A Catalogue from Four French Booksellers
Item 15 is one of the greatest rarities of Americana. The title is Les Voyages de la Nouvelle France Occidentale...by explorer Samuel de Champlain. This is the final collection of Champlain's travels published in 1632, and is considered the most important because it includes all nine of his voyages. While the French presence on the North American content was virtually eliminated by the French and Indian War in the days before the American Revolution, France was a major power on the continent during the 17th and first half of the 18th centuries. Much of Canada and inland areas of what is now the United States were under French control. The territory was known as New France at the time, and Champlain was out charting the area even before the first pilgrims began to arrive in Plymouth. His text includes several depictions of American Indians, and contains his 1629 map, which may be considered the first map to depict the Great Lakes as a network, including Lac St. Louis (now Ontario) and Grand Lac (Superior). The depiction of a church near the mouth of the "Riviere des trettes" (now the Hudson River) indicates a Dutch presence and may be the first placement on a map of what is now New York City. $300,000.
Item 37 is the 1726 edition of Isaac Newton's Philosophiae Naturalis Principia Mathematica. It was the last published during his lifetime, and as such, it is the final presentation of his work that he left for future generations to study. This book is certainly a prime candidate for the most important scientific work ever created. $30,000.
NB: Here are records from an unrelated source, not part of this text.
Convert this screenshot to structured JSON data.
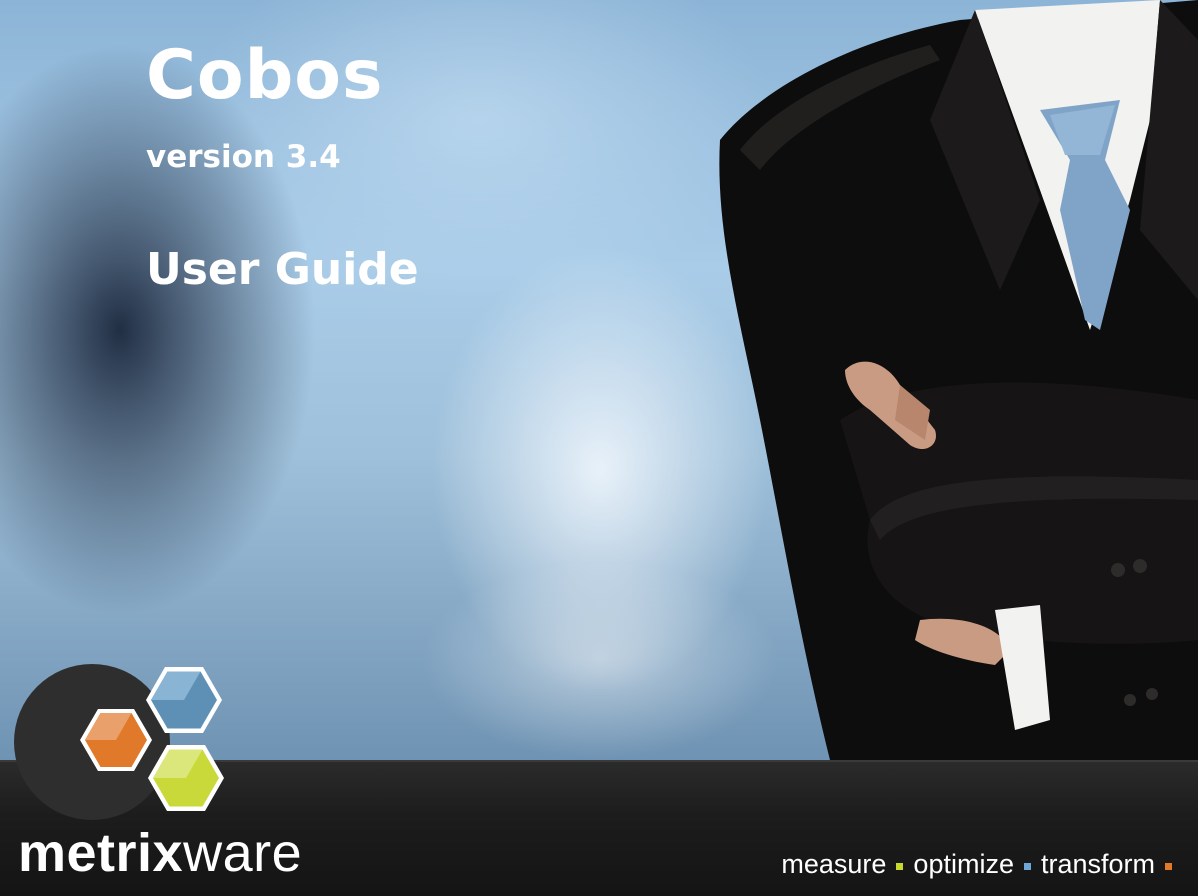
{
  "cover": {
    "title": "Cobos",
    "version": "version 3.4",
    "subtitle": "User Guide"
  },
  "brand": {
    "name_part1": "metrix",
    "name_part2": "ware",
    "logo_icon": "hexagon-cluster-logo",
    "logo_colors": {
      "orange": "#e07a2a",
      "blue": "#5e90b6",
      "green": "#c9d93a",
      "circle": "#2e2e2e"
    }
  },
  "tagline": {
    "word1": "measure",
    "word2": "optimize",
    "word3": "transform",
    "dot_colors": [
      "#c7d82e",
      "#6ea6d8",
      "#e07a2a"
    ]
  }
}
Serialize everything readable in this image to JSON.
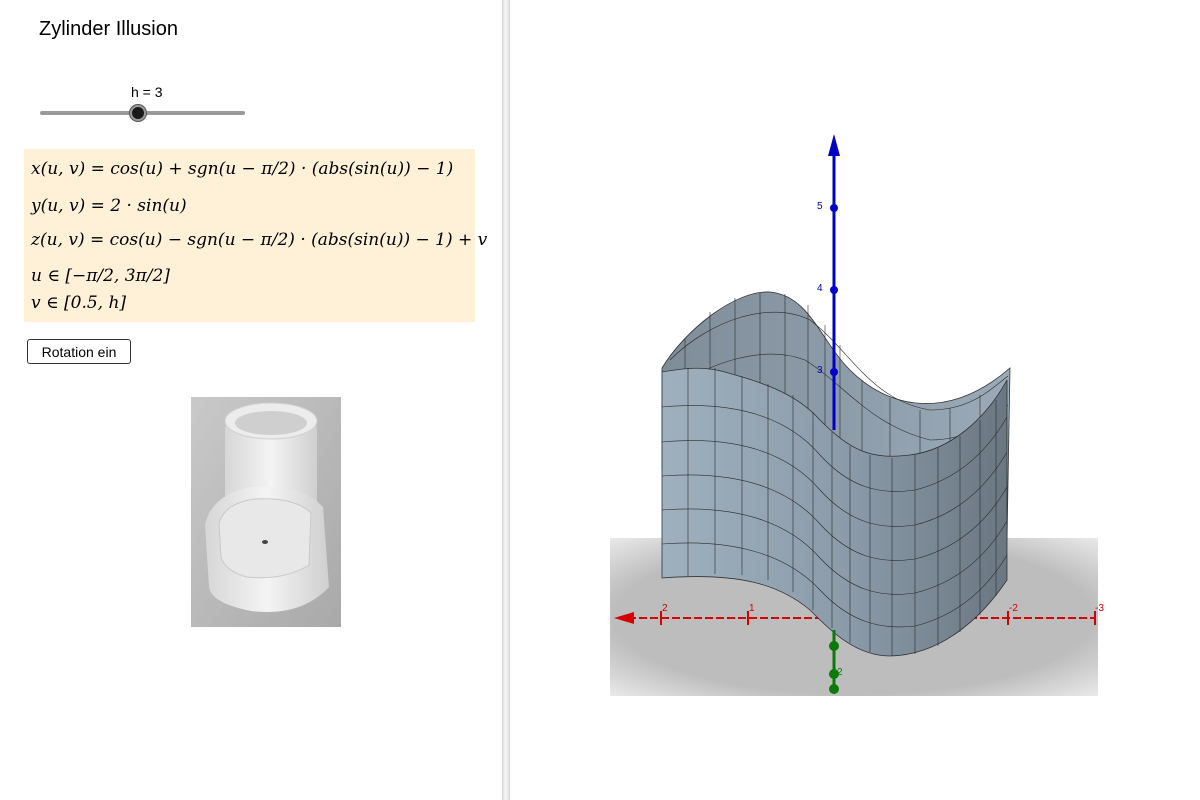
{
  "title": "Zylinder Illusion",
  "slider": {
    "label": "h = 3",
    "value": 3,
    "min": 0.5,
    "max": 5,
    "fraction": 0.48
  },
  "formulas": [
    "x(u, v) = cos(u) + sgn(u − π/2) · (abs(sin(u)) − 1)",
    "y(u, v) = 2 · sin(u)",
    "z(u, v) = cos(u) − sgn(u − π/2) · (abs(sin(u)) − 1) + v",
    "u ∈ [−π/2, 3π/2]",
    "v ∈ [0.5, h]"
  ],
  "button": {
    "label": "Rotation ein"
  },
  "colors": {
    "surface": "#8e9eac",
    "surface_dark": "#6f7c87",
    "x_axis": "#d40000",
    "y_axis": "#0b7a0b",
    "z_axis": "#0000c8",
    "formula_bg": "#fff0d8"
  },
  "axes": {
    "z_ticks": [
      "5",
      "4",
      "3"
    ],
    "x_ticks": [
      "2",
      "1",
      "-2",
      "-3"
    ],
    "y_ticks": [
      "2"
    ]
  }
}
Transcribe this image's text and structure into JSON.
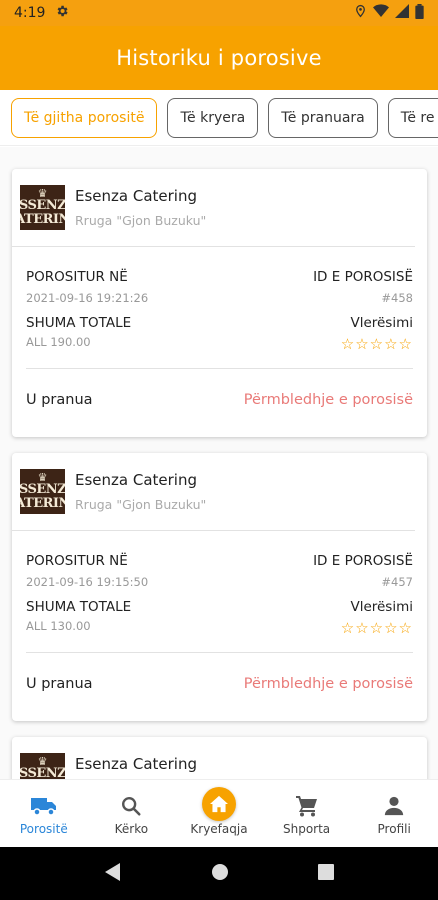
{
  "status_bar": {
    "time": "4:19"
  },
  "app_bar": {
    "title": "Historiku i porosive"
  },
  "filters": [
    {
      "label": "Të gjitha porositë",
      "active": true
    },
    {
      "label": "Të kryera",
      "active": false
    },
    {
      "label": "Të pranuara",
      "active": false
    },
    {
      "label": "Të re",
      "active": false
    }
  ],
  "labels": {
    "ordered_at": "POROSITUR NË",
    "order_id": "ID E POROSISË",
    "total": "SHUMA TOTALE",
    "rating": "Vlerësimi",
    "summary_link": "Përmbledhje e porosisë",
    "stars": "☆☆☆☆☆"
  },
  "logo": {
    "line1": "SSENZ",
    "line2": "ATERIN"
  },
  "orders": [
    {
      "restaurant": "Esenza Catering",
      "address": "Rruga \"Gjon Buzuku\"",
      "date": "2021-09-16 19:21:26",
      "id": "#458",
      "total": "ALL 190.00",
      "status": "U pranua",
      "rating": 0
    },
    {
      "restaurant": "Esenza Catering",
      "address": "Rruga \"Gjon Buzuku\"",
      "date": "2021-09-16 19:15:50",
      "id": "#457",
      "total": "ALL 130.00",
      "status": "U pranua",
      "rating": 0
    },
    {
      "restaurant": "Esenza Catering"
    }
  ],
  "bottom_nav": [
    {
      "label": "Porositë",
      "icon": "truck-icon",
      "active": true
    },
    {
      "label": "Kërko",
      "icon": "search-icon",
      "active": false
    },
    {
      "label": "Kryefaqja",
      "icon": "home-icon",
      "active": false
    },
    {
      "label": "Shporta",
      "icon": "cart-icon",
      "active": false
    },
    {
      "label": "Profili",
      "icon": "person-icon",
      "active": false
    }
  ],
  "colors": {
    "accent": "#f7a200",
    "link": "#e97a78",
    "active_nav": "#2b86d8"
  }
}
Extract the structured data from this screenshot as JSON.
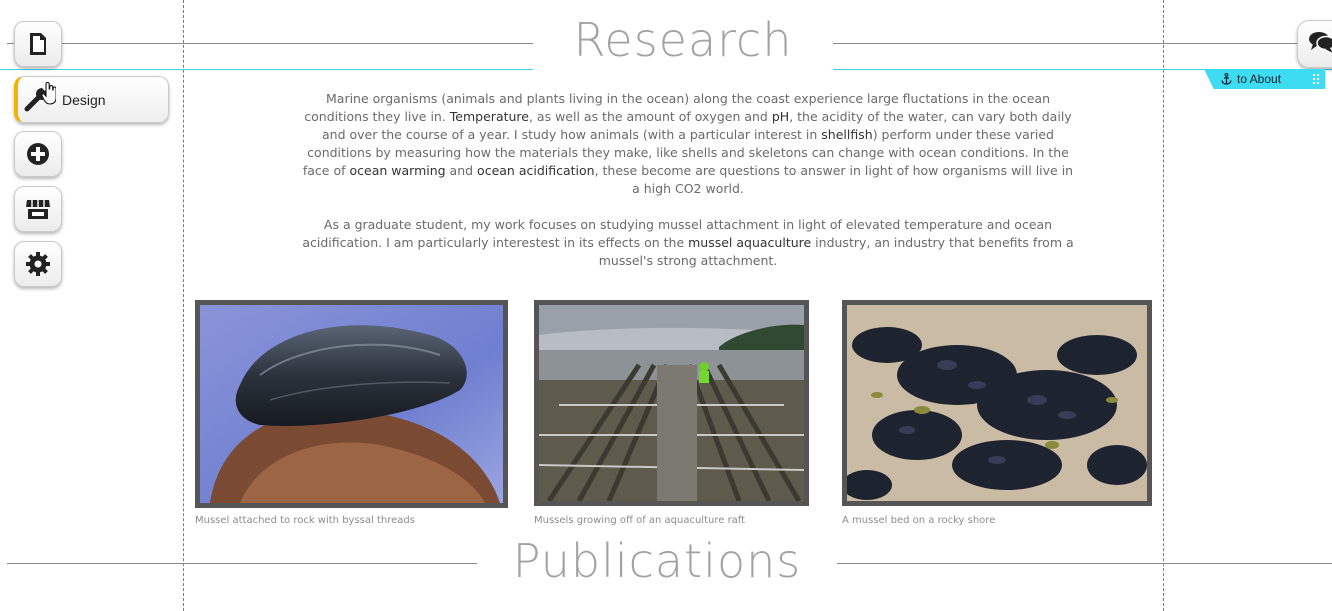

Item 12 is one of the most popular psychiatric texts written. It is The Anatomy of Melancholy, what it is. With all kindes, causes, symptomes, prognostickes and severall cures of it, by Robert Burton. This is a 1621 first edition of a work so popular it has gone through at least 70 editions. Burton himself suffered from the "melancholy," or as we would say today, depression, and wrote this book as something of a curative. He found that keeping busy reduced the symptoms. Burton did not make any scientific breakthroughs. His work was mainly a compilation of every imaginable theory that preceded him, coupled with some physiology that is interesting, but incorrect. Nevertheless, this popular book brought issues that affect so many people to the forefront, and presumably helped many of his readers. $50,000.
Librairie Thomas-Scheler may be reached at firstname.lastname@example.org or +33 1 43 26 97 69.